[Task to carry out]: All lines with the word "proximal" are to be found and copied from the listing.
[Records shown]
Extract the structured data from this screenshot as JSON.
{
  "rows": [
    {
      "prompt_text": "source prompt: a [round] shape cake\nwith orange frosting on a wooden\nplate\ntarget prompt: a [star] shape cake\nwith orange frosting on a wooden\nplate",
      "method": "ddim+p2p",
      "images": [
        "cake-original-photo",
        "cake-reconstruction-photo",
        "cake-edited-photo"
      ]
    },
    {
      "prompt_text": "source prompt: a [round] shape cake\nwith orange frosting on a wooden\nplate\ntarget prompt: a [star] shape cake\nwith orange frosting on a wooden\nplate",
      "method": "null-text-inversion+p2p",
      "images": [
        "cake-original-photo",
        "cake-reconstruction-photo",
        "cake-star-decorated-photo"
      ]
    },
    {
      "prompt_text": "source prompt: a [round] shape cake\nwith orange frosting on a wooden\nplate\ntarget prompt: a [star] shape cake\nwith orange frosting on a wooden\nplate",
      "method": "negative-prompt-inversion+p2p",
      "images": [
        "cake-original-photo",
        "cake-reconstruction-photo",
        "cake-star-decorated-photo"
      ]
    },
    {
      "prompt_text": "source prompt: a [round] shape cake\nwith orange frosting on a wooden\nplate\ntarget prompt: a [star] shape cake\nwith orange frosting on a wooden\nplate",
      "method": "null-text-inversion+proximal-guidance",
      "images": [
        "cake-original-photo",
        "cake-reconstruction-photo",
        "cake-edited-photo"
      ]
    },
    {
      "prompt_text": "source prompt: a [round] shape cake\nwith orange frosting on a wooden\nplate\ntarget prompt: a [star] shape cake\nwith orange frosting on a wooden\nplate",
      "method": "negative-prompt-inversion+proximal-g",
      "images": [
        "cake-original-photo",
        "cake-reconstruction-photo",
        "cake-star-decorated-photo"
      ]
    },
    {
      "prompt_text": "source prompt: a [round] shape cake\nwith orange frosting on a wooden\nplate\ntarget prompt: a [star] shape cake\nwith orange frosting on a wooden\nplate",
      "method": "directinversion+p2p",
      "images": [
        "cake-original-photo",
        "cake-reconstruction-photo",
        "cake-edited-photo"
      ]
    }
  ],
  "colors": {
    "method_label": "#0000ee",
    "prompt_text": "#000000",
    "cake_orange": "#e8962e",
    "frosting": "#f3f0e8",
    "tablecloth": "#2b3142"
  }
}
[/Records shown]
[Your response]:
      "method": "null-text-inversion+proximal-guidance",
      "method": "negative-prompt-inversion+proximal-g",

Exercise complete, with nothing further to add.